• _REQUIRED WORK_: Write the records below out again exactly as given, with no images.

[Entries taken from a collection]

***

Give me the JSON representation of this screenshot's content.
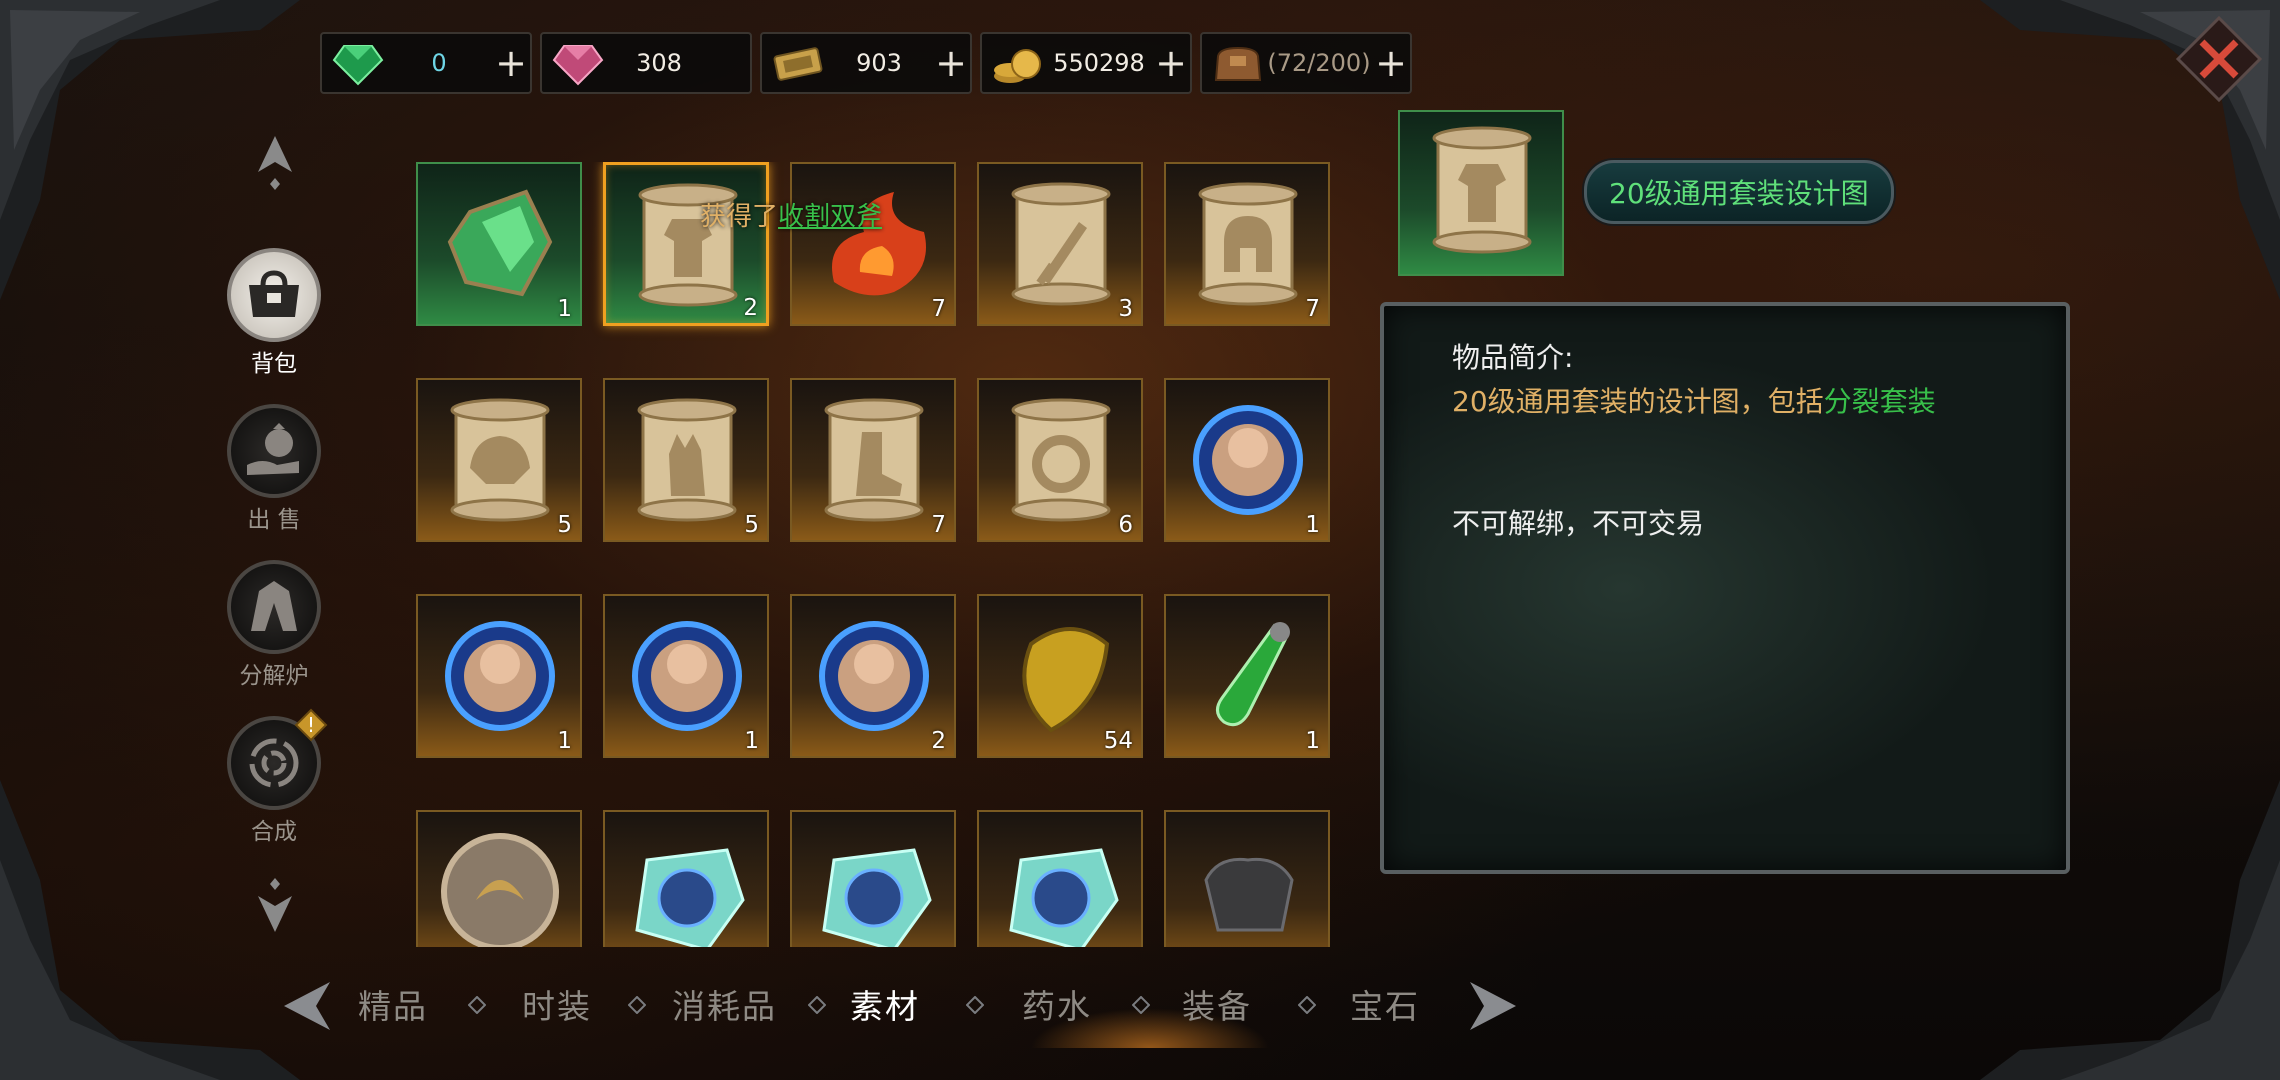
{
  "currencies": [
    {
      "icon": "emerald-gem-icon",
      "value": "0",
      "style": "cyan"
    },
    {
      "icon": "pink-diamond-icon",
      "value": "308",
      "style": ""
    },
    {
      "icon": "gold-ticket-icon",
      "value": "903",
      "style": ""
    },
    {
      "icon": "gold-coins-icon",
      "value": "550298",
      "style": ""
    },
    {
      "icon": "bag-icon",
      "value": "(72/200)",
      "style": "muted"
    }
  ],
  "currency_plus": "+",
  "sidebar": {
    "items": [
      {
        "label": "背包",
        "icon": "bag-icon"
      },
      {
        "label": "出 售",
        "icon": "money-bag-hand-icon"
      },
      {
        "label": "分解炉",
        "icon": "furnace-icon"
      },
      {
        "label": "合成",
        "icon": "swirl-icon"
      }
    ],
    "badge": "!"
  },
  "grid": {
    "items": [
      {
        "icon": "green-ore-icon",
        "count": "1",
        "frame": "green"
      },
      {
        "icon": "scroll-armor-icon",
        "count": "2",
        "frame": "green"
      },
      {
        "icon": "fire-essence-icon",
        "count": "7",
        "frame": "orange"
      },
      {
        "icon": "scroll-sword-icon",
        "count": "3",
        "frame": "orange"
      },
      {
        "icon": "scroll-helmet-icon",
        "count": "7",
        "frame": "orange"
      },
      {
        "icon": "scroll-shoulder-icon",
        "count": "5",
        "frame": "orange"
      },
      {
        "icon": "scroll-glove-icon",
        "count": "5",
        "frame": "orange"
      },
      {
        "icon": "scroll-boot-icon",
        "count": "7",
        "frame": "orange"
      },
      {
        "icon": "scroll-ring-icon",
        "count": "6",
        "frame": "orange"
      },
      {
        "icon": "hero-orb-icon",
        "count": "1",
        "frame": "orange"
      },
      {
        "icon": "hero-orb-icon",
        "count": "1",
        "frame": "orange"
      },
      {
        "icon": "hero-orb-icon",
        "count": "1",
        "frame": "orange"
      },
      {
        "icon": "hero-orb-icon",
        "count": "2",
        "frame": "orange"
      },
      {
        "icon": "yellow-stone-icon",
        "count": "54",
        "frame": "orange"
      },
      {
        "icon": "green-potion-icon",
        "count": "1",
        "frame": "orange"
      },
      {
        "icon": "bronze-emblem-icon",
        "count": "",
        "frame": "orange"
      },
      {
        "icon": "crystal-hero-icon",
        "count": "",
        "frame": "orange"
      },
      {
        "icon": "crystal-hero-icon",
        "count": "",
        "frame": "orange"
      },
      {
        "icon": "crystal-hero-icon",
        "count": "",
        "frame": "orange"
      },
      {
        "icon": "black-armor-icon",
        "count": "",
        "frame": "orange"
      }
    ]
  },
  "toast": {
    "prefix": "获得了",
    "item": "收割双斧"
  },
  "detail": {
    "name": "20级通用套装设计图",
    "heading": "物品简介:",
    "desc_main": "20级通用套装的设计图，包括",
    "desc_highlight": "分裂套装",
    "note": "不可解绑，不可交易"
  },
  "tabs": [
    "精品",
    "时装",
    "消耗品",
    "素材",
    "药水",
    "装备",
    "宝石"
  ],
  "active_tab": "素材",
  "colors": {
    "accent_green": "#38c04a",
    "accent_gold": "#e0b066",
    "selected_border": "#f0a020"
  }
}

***

• _RESULT OF THIS TASK_:
Give me the JSON representation of this screenshot's content.
{
  "currencies": [
    {
      "icon": "emerald-gem-icon",
      "value": "0",
      "style": "cyan"
    },
    {
      "icon": "pink-diamond-icon",
      "value": "308",
      "style": ""
    },
    {
      "icon": "gold-ticket-icon",
      "value": "903",
      "style": ""
    },
    {
      "icon": "gold-coins-icon",
      "value": "550298",
      "style": ""
    },
    {
      "icon": "bag-icon",
      "value": "(72/200)",
      "style": "muted"
    }
  ],
  "currency_plus": "+",
  "sidebar": {
    "items": [
      {
        "label": "背包",
        "icon": "bag-icon"
      },
      {
        "label": "出 售",
        "icon": "money-bag-hand-icon"
      },
      {
        "label": "分解炉",
        "icon": "furnace-icon"
      },
      {
        "label": "合成",
        "icon": "swirl-icon"
      }
    ],
    "badge": "!"
  },
  "grid": {
    "items": [
      {
        "icon": "green-ore-icon",
        "count": "1",
        "frame": "green"
      },
      {
        "icon": "scroll-armor-icon",
        "count": "2",
        "frame": "green"
      },
      {
        "icon": "fire-essence-icon",
        "count": "7",
        "frame": "orange"
      },
      {
        "icon": "scroll-sword-icon",
        "count": "3",
        "frame": "orange"
      },
      {
        "icon": "scroll-helmet-icon",
        "count": "7",
        "frame": "orange"
      },
      {
        "icon": "scroll-shoulder-icon",
        "count": "5",
        "frame": "orange"
      },
      {
        "icon": "scroll-glove-icon",
        "count": "5",
        "frame": "orange"
      },
      {
        "icon": "scroll-boot-icon",
        "count": "7",
        "frame": "orange"
      },
      {
        "icon": "scroll-ring-icon",
        "count": "6",
        "frame": "orange"
      },
      {
        "icon": "hero-orb-icon",
        "count": "1",
        "frame": "orange"
      },
      {
        "icon": "hero-orb-icon",
        "count": "1",
        "frame": "orange"
      },
      {
        "icon": "hero-orb-icon",
        "count": "1",
        "frame": "orange"
      },
      {
        "icon": "hero-orb-icon",
        "count": "2",
        "frame": "orange"
      },
      {
        "icon": "yellow-stone-icon",
        "count": "54",
        "frame": "orange"
      },
      {
        "icon": "green-potion-icon",
        "count": "1",
        "frame": "orange"
      },
      {
        "icon": "bronze-emblem-icon",
        "count": "",
        "frame": "orange"
      },
      {
        "icon": "crystal-hero-icon",
        "count": "",
        "frame": "orange"
      },
      {
        "icon": "crystal-hero-icon",
        "count": "",
        "frame": "orange"
      },
      {
        "icon": "crystal-hero-icon",
        "count": "",
        "frame": "orange"
      },
      {
        "icon": "black-armor-icon",
        "count": "",
        "frame": "orange"
      }
    ]
  },
  "toast": {
    "prefix": "获得了",
    "item": "收割双斧"
  },
  "detail": {
    "name": "20级通用套装设计图",
    "heading": "物品简介:",
    "desc_main": "20级通用套装的设计图，包括",
    "desc_highlight": "分裂套装",
    "note": "不可解绑，不可交易"
  },
  "tabs": [
    "精品",
    "时装",
    "消耗品",
    "素材",
    "药水",
    "装备",
    "宝石"
  ],
  "active_tab": "素材",
  "colors": {
    "accent_green": "#38c04a",
    "accent_gold": "#e0b066",
    "selected_border": "#f0a020"
  }
}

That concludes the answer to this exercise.